**What the task asks:**
In the material below, find each line with the word "Tamaño" and list it.

Start of Block

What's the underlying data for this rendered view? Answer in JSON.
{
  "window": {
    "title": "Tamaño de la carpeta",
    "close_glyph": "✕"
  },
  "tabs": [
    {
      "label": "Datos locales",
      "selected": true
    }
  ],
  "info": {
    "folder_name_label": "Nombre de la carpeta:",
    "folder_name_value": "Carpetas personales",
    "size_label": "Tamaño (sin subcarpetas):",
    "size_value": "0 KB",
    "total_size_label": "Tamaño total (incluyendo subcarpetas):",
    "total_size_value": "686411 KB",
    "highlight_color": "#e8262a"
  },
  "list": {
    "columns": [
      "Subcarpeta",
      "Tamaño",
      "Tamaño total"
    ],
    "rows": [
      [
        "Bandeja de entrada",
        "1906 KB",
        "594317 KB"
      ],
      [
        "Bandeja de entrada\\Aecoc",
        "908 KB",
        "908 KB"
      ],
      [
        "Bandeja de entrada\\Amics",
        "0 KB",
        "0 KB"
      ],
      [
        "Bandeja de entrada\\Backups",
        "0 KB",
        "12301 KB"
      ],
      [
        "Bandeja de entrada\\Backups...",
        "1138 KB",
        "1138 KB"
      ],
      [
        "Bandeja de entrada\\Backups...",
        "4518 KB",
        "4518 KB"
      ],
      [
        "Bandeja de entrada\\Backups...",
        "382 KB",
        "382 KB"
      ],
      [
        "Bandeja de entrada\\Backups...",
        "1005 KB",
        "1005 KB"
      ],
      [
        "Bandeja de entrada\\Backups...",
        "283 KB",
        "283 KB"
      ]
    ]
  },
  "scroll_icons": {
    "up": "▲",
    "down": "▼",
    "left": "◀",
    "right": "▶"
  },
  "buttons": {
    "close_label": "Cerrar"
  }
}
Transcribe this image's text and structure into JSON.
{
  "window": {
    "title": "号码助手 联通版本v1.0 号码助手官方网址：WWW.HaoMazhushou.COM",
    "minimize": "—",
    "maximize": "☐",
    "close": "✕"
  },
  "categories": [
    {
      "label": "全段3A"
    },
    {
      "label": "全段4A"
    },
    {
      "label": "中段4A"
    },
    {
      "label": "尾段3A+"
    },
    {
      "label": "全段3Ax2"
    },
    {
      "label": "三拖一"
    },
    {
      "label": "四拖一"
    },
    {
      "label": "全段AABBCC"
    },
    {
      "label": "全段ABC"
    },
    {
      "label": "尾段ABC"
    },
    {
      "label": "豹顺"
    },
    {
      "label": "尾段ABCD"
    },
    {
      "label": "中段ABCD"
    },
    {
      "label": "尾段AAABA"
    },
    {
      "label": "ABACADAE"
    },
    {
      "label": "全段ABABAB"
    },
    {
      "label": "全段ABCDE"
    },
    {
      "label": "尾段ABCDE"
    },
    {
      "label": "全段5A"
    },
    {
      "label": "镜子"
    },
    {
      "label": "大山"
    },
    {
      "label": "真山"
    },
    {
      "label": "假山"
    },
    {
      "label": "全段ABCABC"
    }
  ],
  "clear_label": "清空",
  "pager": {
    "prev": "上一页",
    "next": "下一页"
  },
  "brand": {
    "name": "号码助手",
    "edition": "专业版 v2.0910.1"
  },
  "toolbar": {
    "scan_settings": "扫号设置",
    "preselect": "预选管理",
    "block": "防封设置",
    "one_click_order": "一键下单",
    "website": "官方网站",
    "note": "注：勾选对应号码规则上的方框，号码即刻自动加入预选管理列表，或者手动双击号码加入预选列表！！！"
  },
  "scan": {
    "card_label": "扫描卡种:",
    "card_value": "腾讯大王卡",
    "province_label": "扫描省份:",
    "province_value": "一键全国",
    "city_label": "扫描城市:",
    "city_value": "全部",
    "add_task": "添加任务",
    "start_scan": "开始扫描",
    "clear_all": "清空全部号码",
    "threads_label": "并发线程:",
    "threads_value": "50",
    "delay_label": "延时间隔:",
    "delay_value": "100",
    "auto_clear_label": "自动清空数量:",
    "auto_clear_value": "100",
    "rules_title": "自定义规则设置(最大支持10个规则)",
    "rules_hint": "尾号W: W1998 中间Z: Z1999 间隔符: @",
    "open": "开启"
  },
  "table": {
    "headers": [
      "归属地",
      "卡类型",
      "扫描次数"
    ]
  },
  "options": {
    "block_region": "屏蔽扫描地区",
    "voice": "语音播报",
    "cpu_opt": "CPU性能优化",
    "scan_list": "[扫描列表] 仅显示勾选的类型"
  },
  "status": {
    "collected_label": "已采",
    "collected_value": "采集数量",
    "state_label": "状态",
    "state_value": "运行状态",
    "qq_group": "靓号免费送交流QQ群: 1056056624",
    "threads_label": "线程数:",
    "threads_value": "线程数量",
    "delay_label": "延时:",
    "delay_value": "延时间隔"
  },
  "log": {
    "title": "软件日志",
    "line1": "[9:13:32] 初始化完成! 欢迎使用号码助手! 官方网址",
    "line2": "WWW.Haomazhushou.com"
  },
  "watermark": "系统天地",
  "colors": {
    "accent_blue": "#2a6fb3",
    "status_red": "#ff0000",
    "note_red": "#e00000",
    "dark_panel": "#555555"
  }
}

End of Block

**Answer for this exercise:**
    "title": "Tamaño de la carpeta",
    "size_label": "Tamaño (sin subcarpetas):",
    "total_size_label": "Tamaño total (incluyendo subcarpetas):",
      "Tamaño",
      "Tamaño total"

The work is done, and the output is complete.